■ PROBLEM TO SOLVE:
Among the entries, how many lines carry the string "flushdns"? Give the number and nothing else.

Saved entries
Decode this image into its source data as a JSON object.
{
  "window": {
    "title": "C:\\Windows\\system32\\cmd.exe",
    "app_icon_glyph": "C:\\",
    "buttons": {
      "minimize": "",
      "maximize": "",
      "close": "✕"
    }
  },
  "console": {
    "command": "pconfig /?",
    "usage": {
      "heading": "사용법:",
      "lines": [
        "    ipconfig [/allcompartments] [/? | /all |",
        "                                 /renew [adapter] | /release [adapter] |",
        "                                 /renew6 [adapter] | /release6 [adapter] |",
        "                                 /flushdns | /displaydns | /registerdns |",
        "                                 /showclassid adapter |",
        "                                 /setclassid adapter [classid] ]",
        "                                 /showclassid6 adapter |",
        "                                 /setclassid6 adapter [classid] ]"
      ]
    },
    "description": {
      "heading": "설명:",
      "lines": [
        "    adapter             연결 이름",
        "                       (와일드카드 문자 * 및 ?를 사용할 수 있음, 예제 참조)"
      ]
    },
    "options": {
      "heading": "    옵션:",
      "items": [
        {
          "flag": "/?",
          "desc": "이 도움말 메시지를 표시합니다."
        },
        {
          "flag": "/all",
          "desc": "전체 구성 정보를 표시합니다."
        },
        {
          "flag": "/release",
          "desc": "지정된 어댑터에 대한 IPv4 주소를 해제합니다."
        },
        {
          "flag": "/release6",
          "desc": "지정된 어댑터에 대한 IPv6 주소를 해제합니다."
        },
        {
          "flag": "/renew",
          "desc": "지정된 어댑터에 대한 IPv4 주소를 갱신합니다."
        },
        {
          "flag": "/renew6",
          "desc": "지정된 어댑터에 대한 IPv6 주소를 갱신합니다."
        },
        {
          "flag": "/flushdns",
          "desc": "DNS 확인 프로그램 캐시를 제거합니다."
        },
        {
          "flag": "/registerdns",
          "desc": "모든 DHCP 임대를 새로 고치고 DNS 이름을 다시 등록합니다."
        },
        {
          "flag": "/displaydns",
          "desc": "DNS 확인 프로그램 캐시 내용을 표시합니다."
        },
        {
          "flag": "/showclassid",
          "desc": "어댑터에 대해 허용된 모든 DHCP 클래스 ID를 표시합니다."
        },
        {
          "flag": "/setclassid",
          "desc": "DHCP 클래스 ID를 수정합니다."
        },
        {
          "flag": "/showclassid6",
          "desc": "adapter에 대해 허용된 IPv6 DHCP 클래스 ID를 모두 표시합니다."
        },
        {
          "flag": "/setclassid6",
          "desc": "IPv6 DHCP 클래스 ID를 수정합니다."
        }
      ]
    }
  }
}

■ WRITTEN REPLY:
2